Please write out each entry exactly as it appears.

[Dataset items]

- - - - - - -

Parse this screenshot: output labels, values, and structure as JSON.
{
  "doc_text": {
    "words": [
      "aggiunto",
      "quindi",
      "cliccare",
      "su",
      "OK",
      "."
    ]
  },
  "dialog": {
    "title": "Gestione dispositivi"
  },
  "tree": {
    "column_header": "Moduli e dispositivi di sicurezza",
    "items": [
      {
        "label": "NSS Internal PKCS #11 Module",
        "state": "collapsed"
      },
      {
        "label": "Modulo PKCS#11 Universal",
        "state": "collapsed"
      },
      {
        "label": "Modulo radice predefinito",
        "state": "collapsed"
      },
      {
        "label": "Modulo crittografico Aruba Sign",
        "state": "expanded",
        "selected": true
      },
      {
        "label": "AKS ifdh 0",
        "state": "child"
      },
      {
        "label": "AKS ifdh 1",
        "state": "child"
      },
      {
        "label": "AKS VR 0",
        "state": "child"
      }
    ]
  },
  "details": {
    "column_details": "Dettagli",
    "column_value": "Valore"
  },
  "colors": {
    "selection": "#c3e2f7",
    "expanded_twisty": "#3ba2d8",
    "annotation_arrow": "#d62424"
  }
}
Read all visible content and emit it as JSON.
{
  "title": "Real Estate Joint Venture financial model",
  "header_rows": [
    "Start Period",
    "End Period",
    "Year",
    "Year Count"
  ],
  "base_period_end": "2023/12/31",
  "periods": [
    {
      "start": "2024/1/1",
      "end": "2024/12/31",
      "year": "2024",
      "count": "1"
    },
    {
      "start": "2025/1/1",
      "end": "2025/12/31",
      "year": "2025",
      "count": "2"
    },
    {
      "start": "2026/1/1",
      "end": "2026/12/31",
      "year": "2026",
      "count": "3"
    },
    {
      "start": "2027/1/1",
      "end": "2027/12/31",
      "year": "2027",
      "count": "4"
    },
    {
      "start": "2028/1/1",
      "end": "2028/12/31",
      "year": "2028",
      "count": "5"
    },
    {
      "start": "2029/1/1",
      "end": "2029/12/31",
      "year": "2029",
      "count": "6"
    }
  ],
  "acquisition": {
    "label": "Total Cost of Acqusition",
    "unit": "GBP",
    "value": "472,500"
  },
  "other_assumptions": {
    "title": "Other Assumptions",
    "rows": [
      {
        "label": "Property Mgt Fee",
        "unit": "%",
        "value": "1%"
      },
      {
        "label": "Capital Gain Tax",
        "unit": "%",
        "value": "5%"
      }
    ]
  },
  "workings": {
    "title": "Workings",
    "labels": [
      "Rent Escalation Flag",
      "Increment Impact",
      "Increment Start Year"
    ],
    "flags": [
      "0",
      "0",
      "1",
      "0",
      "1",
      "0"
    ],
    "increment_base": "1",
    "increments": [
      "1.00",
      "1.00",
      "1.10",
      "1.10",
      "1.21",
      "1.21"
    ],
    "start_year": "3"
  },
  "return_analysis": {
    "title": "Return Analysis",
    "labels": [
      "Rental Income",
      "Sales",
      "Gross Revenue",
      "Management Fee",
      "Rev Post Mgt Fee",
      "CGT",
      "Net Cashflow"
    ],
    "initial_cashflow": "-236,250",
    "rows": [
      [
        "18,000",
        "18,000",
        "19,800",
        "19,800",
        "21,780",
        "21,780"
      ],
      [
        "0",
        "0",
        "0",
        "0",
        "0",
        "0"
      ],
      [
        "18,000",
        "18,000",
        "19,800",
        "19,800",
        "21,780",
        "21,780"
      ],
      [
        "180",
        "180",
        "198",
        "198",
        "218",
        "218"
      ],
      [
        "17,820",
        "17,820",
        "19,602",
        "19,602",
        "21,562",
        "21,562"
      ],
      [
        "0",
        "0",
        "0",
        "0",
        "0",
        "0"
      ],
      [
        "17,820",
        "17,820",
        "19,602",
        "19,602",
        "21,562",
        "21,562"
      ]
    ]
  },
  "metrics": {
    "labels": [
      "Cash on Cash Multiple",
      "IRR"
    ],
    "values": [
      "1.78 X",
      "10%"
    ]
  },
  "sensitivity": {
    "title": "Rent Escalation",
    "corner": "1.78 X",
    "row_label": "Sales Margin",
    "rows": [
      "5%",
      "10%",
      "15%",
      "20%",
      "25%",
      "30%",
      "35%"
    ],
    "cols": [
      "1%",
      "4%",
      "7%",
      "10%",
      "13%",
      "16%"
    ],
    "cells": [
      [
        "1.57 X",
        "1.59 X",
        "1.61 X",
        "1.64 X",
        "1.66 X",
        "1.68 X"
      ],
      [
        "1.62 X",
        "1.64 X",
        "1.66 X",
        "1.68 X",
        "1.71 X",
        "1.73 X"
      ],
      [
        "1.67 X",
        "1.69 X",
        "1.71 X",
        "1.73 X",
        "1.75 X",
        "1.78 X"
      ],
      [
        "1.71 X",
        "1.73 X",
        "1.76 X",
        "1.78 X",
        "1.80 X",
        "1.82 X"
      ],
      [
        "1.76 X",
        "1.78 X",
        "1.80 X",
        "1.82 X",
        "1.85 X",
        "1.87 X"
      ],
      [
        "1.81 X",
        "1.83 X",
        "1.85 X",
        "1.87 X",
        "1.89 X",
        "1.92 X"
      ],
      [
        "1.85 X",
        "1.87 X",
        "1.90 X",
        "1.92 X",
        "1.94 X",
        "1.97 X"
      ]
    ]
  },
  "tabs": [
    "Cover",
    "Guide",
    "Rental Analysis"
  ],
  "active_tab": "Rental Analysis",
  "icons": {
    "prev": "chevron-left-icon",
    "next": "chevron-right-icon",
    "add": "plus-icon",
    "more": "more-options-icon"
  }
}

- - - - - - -

## Output of the exercise
Parse this screenshot: output labels, values, and structure as JSON.
{
  "doc_text": {
    "words": [
      "aggiunto",
      "quindi",
      "cliccare",
      "su",
      "OK",
      "."
    ]
  },
  "dialog": {
    "title": "Gestione dispositivi"
  },
  "tree": {
    "column_header": "Moduli e dispositivi di sicurezza",
    "items": [
      {
        "label": "NSS Internal PKCS #11 Module",
        "state": "collapsed"
      },
      {
        "label": "Modulo PKCS#11 Universal",
        "state": "collapsed"
      },
      {
        "label": "Modulo radice predefinito",
        "state": "collapsed"
      },
      {
        "label": "Modulo crittografico Aruba Sign",
        "state": "expanded",
        "selected": true
      },
      {
        "label": "AKS ifdh 0",
        "state": "child"
      },
      {
        "label": "AKS ifdh 1",
        "state": "child"
      },
      {
        "label": "AKS VR 0",
        "state": "child"
      }
    ]
  },
  "details": {
    "column_details": "Dettagli",
    "column_value": "Valore"
  },
  "colors": {
    "selection": "#c3e2f7",
    "expanded_twisty": "#3ba2d8",
    "annotation_arrow": "#d62424"
  }
}
Read all visible content and emit it as JSON.
{
  "title": "Real Estate Joint Venture financial model",
  "header_rows": [
    "Start Period",
    "End Period",
    "Year",
    "Year Count"
  ],
  "base_period_end": "2023/12/31",
  "periods": [
    {
      "start": "2024/1/1",
      "end": "2024/12/31",
      "year": "2024",
      "count": "1"
    },
    {
      "start": "2025/1/1",
      "end": "2025/12/31",
      "year": "2025",
      "count": "2"
    },
    {
      "start": "2026/1/1",
      "end": "2026/12/31",
      "year": "2026",
      "count": "3"
    },
    {
      "start": "2027/1/1",
      "end": "2027/12/31",
      "year": "2027",
      "count": "4"
    },
    {
      "start": "2028/1/1",
      "end": "2028/12/31",
      "year": "2028",
      "count": "5"
    },
    {
      "start": "2029/1/1",
      "end": "2029/12/31",
      "year": "2029",
      "count": "6"
    }
  ],
  "acquisition": {
    "label": "Total Cost of Acqusition",
    "unit": "GBP",
    "value": "472,500"
  },
  "other_assumptions": {
    "title": "Other Assumptions",
    "rows": [
      {
        "label": "Property Mgt Fee",
        "unit": "%",
        "value": "1%"
      },
      {
        "label": "Capital Gain Tax",
        "unit": "%",
        "value": "5%"
      }
    ]
  },
  "workings": {
    "title": "Workings",
    "labels": [
      "Rent Escalation Flag",
      "Increment Impact",
      "Increment Start Year"
    ],
    "flags": [
      "0",
      "0",
      "1",
      "0",
      "1",
      "0"
    ],
    "increment_base": "1",
    "increments": [
      "1.00",
      "1.00",
      "1.10",
      "1.10",
      "1.21",
      "1.21"
    ],
    "start_year": "3"
  },
  "return_analysis": {
    "title": "Return Analysis",
    "labels": [
      "Rental Income",
      "Sales",
      "Gross Revenue",
      "Management Fee",
      "Rev Post Mgt Fee",
      "CGT",
      "Net Cashflow"
    ],
    "initial_cashflow": "-236,250",
    "rows": [
      [
        "18,000",
        "18,000",
        "19,800",
        "19,800",
        "21,780",
        "21,780"
      ],
      [
        "0",
        "0",
        "0",
        "0",
        "0",
        "0"
      ],
      [
        "18,000",
        "18,000",
        "19,800",
        "19,800",
        "21,780",
        "21,780"
      ],
      [
        "180",
        "180",
        "198",
        "198",
        "218",
        "218"
      ],
      [
        "17,820",
        "17,820",
        "19,602",
        "19,602",
        "21,562",
        "21,562"
      ],
      [
        "0",
        "0",
        "0",
        "0",
        "0",
        "0"
      ],
      [
        "17,820",
        "17,820",
        "19,602",
        "19,602",
        "21,562",
        "21,562"
      ]
    ]
  },
  "metrics": {
    "labels": [
      "Cash on Cash Multiple",
      "IRR"
    ],
    "values": [
      "1.78 X",
      "10%"
    ]
  },
  "sensitivity": {
    "title": "Rent Escalation",
    "corner": "1.78 X",
    "row_label": "Sales Margin",
    "rows": [
      "5%",
      "10%",
      "15%",
      "20%",
      "25%",
      "30%",
      "35%"
    ],
    "cols": [
      "1%",
      "4%",
      "7%",
      "10%",
      "13%",
      "16%"
    ],
    "cells": [
      [
        "1.57 X",
        "1.59 X",
        "1.61 X",
        "1.64 X",
        "1.66 X",
        "1.68 X"
      ],
      [
        "1.62 X",
        "1.64 X",
        "1.66 X",
        "1.68 X",
        "1.71 X",
        "1.73 X"
      ],
      [
        "1.67 X",
        "1.69 X",
        "1.71 X",
        "1.73 X",
        "1.75 X",
        "1.78 X"
      ],
      [
        "1.71 X",
        "1.73 X",
        "1.76 X",
        "1.78 X",
        "1.80 X",
        "1.82 X"
      ],
      [
        "1.76 X",
        "1.78 X",
        "1.80 X",
        "1.82 X",
        "1.85 X",
        "1.87 X"
      ],
      [
        "1.81 X",
        "1.83 X",
        "1.85 X",
        "1.87 X",
        "1.89 X",
        "1.92 X"
      ],
      [
        "1.85 X",
        "1.87 X",
        "1.90 X",
        "1.92 X",
        "1.94 X",
        "1.97 X"
      ]
    ]
  },
  "tabs": [
    "Cover",
    "Guide",
    "Rental Analysis"
  ],
  "active_tab": "Rental Analysis",
  "icons": {
    "prev": "chevron-left-icon",
    "next": "chevron-right-icon",
    "add": "plus-icon",
    "more": "more-options-icon"
  }
}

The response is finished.